Locating internally displaced people in the field of forced migration
There appears to have been a shift in the nature of forced migration since the end of the Cold War: the total number of refugees worldwide has been declining since the latter part of the 1990s, while the number of internally displaced people has risen. This paper reflects on some aspects of this shift. First, it attempts to place internal displacement in the broader arena of forced migration: it locates internally displaced people within a simple schema which seeks to account for different forms of forced migration and to show the connections between them. Some cases of internal displacement in Sri Lanka are examined to show the close links between different kinds of migratory movement. The paper then suggests some reasons, apart from the increase in numbers, for the increase in interest in internally displaced persons in both the academic and policy arenas. Specifically, it attempts to set the issue of internal displacement within the current debate on the 'refugee regime', especially the controversy about 'containment' of would-be asylum seekers in their countries of origin.

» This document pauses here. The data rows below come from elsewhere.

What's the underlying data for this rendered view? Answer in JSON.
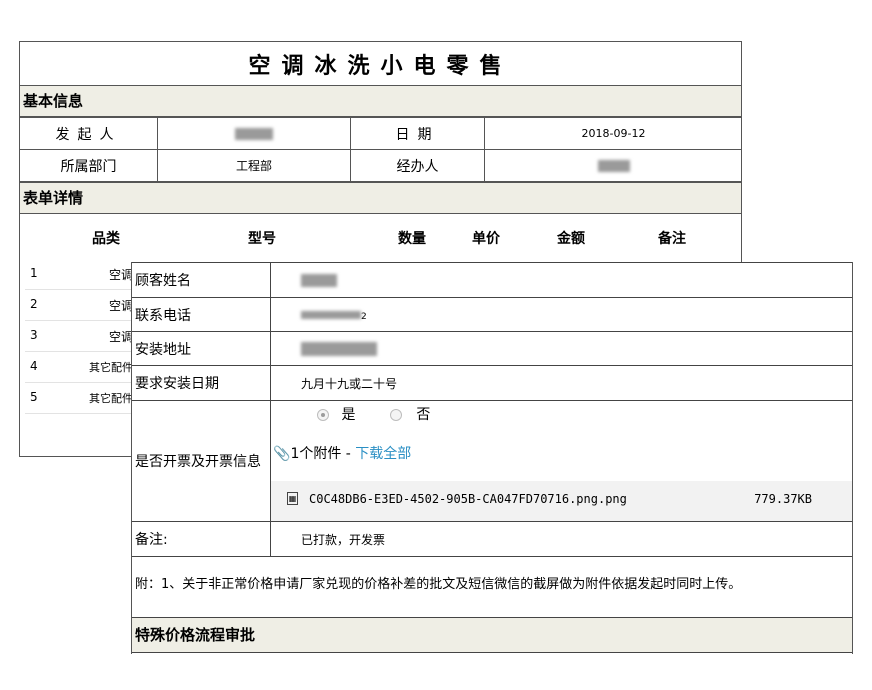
{
  "form": {
    "title": "空调冰洗小电零售"
  },
  "basic": {
    "section": "基本信息",
    "initiator_label": "发起人",
    "date_label": "日期",
    "date_value": "2018-09-12",
    "dept_label": "所属部门",
    "dept_value": "工程部",
    "handler_label": "经办人"
  },
  "detail": {
    "section": "表单详情",
    "headers": [
      "品类",
      "型号",
      "数量",
      "单价",
      "金额",
      "备注"
    ],
    "rows": [
      {
        "num": "1",
        "cat": "空调"
      },
      {
        "num": "2",
        "cat": "空调"
      },
      {
        "num": "3",
        "cat": "空调"
      },
      {
        "num": "4",
        "cat": "其它配件"
      },
      {
        "num": "5",
        "cat": "其它配件"
      }
    ]
  },
  "customer": {
    "name_label": "顾客姓名",
    "phone_label": "联系电话",
    "phone_visible_tail": "2",
    "address_label": "安装地址",
    "install_date_label": "要求安装日期",
    "install_date_value": "九月十九或二十号",
    "invoice_label": "是否开票及开票信息",
    "radio_yes": "是",
    "radio_no": "否",
    "attach_count": "1个附件 - ",
    "download_all": "下载全部",
    "file_name": "C0C48DB6-E3ED-4502-905B-CA047FD70716.png.png",
    "file_size": "779.37KB",
    "remark_label": "备注:",
    "remark_value": "已打款，开发票"
  },
  "footer": {
    "note": "附：1、关于非正常价格申请厂家兑现的价格补差的批文及短信微信的截屏做为附件依据发起时同时上传。",
    "special_section": "特殊价格流程审批"
  },
  "icons": {
    "attach": "paperclip-icon",
    "file": "image-file-icon"
  },
  "colors": {
    "section_bg": "#efeee5",
    "link": "#2a8fc4"
  }
}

The paper concludes that understanding the complex dynamics between different forms of migration, internal and international, is needed for the construction of an effective 'refugee regime'.
No Reference information available - sign in for access.
No Citation information available - sign in for access.
No Supplementary Data.
Document Type: Research Article
Affiliations: Centre for Development Research, Gammel Kongevej 5, DK-1610 Copenhagen V, Denmark
Publication date: 2000-09-06